Michael Everson scripsit:

> This is very interesting. I have noticed that one Wikipedia
> contributor insists that Canadian Syllabics are an abugida because
> "rotation" is like a diacritic; or rather, because the base forms are
> present in all of the vowel positions. I don't think this is
> particularly convincing, myself.

From my viewpoint as an anti-essentialist (see
http://www.ccil.org/~cowan/essentialist.html , which is by no means
merely a joke), I don't think the question "Is X an abiguda?" very
interesting, or even well-defined. For me, the question is "Is it
worthwhile considering X as an abugida for purpose Y?"

> >but the fact of its invention by someone familiar with phonetic
> >science puts it outside the realm of the classification.
> Why would that be a necessary proscription?

Peter qua deviser of the classification is perfectly entitled to
exclude products of sophisticated grammatogeny from his purview.
And the rest of us are perfectly entitled to accept or ignore
this stricture.

> Would Tengwar be "outside the realm of classification"? I don't think
> so. (Depending on the mode, it is either an abjad or an alphabet.)

In (the extension of) Peter's classification, it's always an alphabet,
sometimes a point-based one like Yiddish, sometimes a plene-style one
like Greek. Those for whom other definitions are more useful
for their own purposes will of course make different choices.
For me, for example, Tengwar in tehtar (point) modes remains an abjad
even though the points are mandatory.

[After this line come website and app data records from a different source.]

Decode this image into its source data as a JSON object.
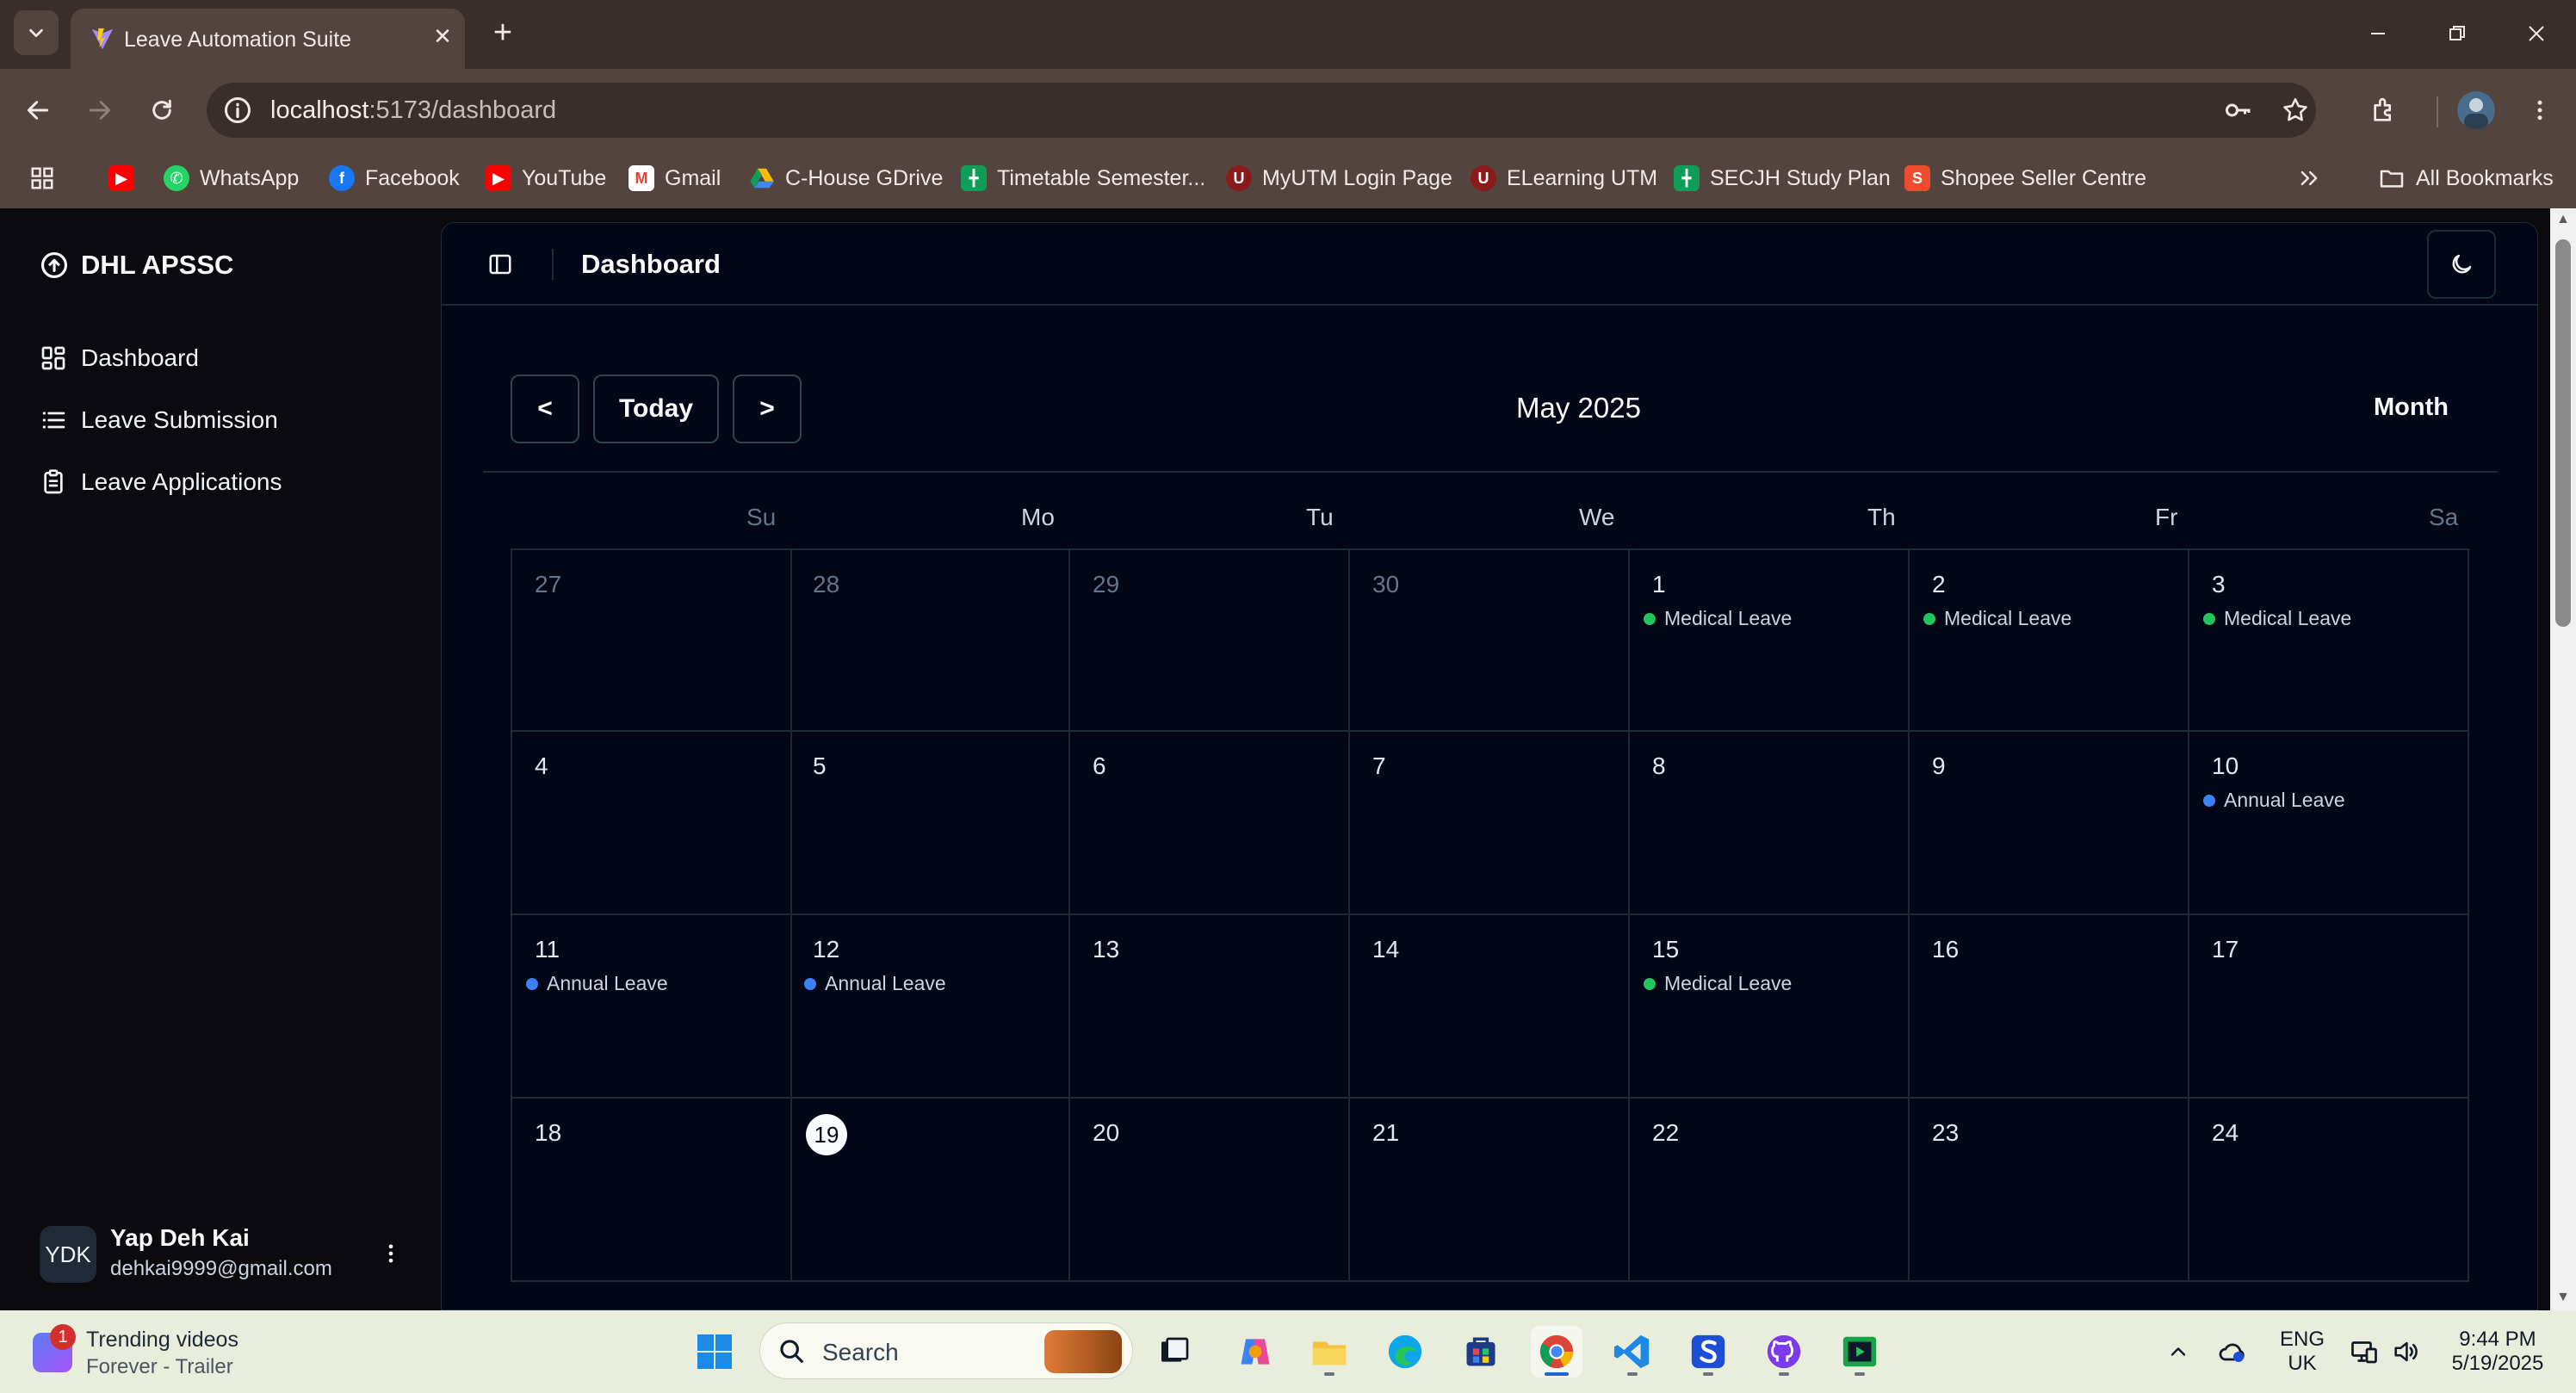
{
  "browser": {
    "tab_title": "Leave Automation Suite",
    "url_host": "localhost",
    "url_path": ":5173/dashboard",
    "bookmarks": [
      {
        "label": "",
        "icon": "youtube-icon",
        "color": "#ff0000"
      },
      {
        "label": "WhatsApp",
        "icon": "whatsapp-icon",
        "color": "#25d366"
      },
      {
        "label": "Facebook",
        "icon": "facebook-icon",
        "color": "#1877f2"
      },
      {
        "label": "YouTube",
        "icon": "youtube-icon",
        "color": "#ff0000"
      },
      {
        "label": "Gmail",
        "icon": "gmail-icon",
        "color": "#ea4335"
      },
      {
        "label": "C-House GDrive",
        "icon": "gdrive-icon",
        "color": "#fbbc04"
      },
      {
        "label": "Timetable Semester...",
        "icon": "sheets-icon",
        "color": "#0f9d58"
      },
      {
        "label": "MyUTM Login Page",
        "icon": "utm-icon",
        "color": "#8b1a1a"
      },
      {
        "label": "ELearning UTM",
        "icon": "utm-icon",
        "color": "#8b1a1a"
      },
      {
        "label": "SECJH Study Plan",
        "icon": "sheets-icon",
        "color": "#0f9d58"
      },
      {
        "label": "Shopee Seller Centre",
        "icon": "shopee-icon",
        "color": "#ee4d2d"
      }
    ],
    "all_bookmarks": "All Bookmarks"
  },
  "app": {
    "brand": "DHL APSSC",
    "nav": [
      {
        "label": "Dashboard",
        "icon": "grid-icon"
      },
      {
        "label": "Leave Submission",
        "icon": "list-icon"
      },
      {
        "label": "Leave Applications",
        "icon": "clipboard-icon"
      }
    ],
    "user": {
      "initials": "YDK",
      "name": "Yap Deh Kai",
      "email": "dehkai9999@gmail.com"
    },
    "page_title": "Dashboard"
  },
  "calendar": {
    "prev_label": "<",
    "today_label": "Today",
    "next_label": ">",
    "title": "May 2025",
    "view": "Month",
    "weekdays": [
      "Su",
      "Mo",
      "Tu",
      "We",
      "Th",
      "Fr",
      "Sa"
    ],
    "weeks": [
      [
        {
          "day": "27",
          "outside": true,
          "events": []
        },
        {
          "day": "28",
          "outside": true,
          "events": []
        },
        {
          "day": "29",
          "outside": true,
          "events": []
        },
        {
          "day": "30",
          "outside": true,
          "events": []
        },
        {
          "day": "1",
          "events": [
            {
              "label": "Medical Leave",
              "type": "medical"
            }
          ]
        },
        {
          "day": "2",
          "events": [
            {
              "label": "Medical Leave",
              "type": "medical"
            }
          ]
        },
        {
          "day": "3",
          "events": [
            {
              "label": "Medical Leave",
              "type": "medical"
            }
          ]
        }
      ],
      [
        {
          "day": "4",
          "events": []
        },
        {
          "day": "5",
          "events": []
        },
        {
          "day": "6",
          "events": []
        },
        {
          "day": "7",
          "events": []
        },
        {
          "day": "8",
          "events": []
        },
        {
          "day": "9",
          "events": []
        },
        {
          "day": "10",
          "events": [
            {
              "label": "Annual Leave",
              "type": "annual"
            }
          ]
        }
      ],
      [
        {
          "day": "11",
          "events": [
            {
              "label": "Annual Leave",
              "type": "annual"
            }
          ]
        },
        {
          "day": "12",
          "events": [
            {
              "label": "Annual Leave",
              "type": "annual"
            }
          ]
        },
        {
          "day": "13",
          "events": []
        },
        {
          "day": "14",
          "events": []
        },
        {
          "day": "15",
          "events": [
            {
              "label": "Medical Leave",
              "type": "medical"
            }
          ]
        },
        {
          "day": "16",
          "events": []
        },
        {
          "day": "17",
          "events": []
        }
      ],
      [
        {
          "day": "18",
          "events": []
        },
        {
          "day": "19",
          "today": true,
          "events": []
        },
        {
          "day": "20",
          "events": []
        },
        {
          "day": "21",
          "events": []
        },
        {
          "day": "22",
          "events": []
        },
        {
          "day": "23",
          "events": []
        },
        {
          "day": "24",
          "events": []
        }
      ]
    ],
    "colors": {
      "medical": "#22c55e",
      "annual": "#3b82f6"
    }
  },
  "taskbar": {
    "widget_title": "Trending videos",
    "widget_subtitle": "Forever - Trailer",
    "widget_badge": "1",
    "search_label": "Search",
    "language": "ENG",
    "region": "UK",
    "time": "9:44 PM",
    "date": "5/19/2025"
  }
}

Is not a patron, my Lord [Chesterfield], John Cowan
one who looks with unconcern on a man http://www.ccil.org/~cowan
struggling for life in the water, and when http://www.reutershealth.com
he has reached ground encumbers him with help? cowan@...
--Samuel Johnson